[Start of Attachment]
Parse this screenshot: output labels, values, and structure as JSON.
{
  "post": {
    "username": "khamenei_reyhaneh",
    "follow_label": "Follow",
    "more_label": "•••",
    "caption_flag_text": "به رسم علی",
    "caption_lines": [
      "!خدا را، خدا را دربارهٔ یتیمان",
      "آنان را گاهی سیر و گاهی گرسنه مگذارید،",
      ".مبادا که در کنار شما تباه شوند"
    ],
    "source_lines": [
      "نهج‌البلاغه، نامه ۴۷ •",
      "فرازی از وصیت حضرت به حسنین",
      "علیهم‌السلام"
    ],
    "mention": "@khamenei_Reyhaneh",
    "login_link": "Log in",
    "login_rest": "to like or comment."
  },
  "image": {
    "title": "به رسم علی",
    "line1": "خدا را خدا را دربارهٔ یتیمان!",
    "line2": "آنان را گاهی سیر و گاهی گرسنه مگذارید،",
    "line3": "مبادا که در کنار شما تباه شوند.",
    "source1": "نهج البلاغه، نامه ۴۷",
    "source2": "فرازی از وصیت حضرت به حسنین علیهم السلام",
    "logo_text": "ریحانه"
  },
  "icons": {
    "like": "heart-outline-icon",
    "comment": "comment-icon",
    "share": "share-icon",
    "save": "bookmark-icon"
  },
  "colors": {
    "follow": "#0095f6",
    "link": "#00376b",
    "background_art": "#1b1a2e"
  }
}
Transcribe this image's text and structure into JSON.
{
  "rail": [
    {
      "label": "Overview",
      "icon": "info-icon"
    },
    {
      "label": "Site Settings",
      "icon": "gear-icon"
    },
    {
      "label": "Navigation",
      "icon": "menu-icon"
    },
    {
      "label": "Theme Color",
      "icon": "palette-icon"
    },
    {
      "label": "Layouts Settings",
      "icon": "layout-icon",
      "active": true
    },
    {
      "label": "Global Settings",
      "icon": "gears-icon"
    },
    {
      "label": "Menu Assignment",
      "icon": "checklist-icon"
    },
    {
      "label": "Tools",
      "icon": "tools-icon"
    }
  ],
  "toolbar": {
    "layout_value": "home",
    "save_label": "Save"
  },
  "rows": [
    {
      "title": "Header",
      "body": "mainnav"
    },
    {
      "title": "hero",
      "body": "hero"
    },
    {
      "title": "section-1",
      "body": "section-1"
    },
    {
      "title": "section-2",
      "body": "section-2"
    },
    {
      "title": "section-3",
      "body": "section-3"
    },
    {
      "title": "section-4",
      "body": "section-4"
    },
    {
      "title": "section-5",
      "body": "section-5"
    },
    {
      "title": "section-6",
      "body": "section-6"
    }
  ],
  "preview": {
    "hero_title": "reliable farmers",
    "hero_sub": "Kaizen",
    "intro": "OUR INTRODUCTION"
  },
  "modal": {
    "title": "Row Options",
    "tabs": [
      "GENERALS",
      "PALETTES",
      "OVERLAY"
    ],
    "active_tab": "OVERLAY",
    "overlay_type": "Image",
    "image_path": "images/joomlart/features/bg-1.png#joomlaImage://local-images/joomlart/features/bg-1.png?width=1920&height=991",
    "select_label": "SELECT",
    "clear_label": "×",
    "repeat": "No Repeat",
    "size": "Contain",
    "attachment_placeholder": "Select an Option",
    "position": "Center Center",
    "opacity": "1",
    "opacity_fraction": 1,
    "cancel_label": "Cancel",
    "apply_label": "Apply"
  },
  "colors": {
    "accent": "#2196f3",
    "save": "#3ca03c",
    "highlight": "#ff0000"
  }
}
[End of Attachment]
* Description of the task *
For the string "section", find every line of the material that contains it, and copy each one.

* Response area *
      "title": "section-1",
      "body": "section-1"
      "title": "section-2",
      "body": "section-2"
      "title": "section-3",
      "body": "section-3"
      "title": "section-4",
      "body": "section-4"
      "title": "section-5",
      "body": "section-5"
      "title": "section-6",
      "body": "section-6"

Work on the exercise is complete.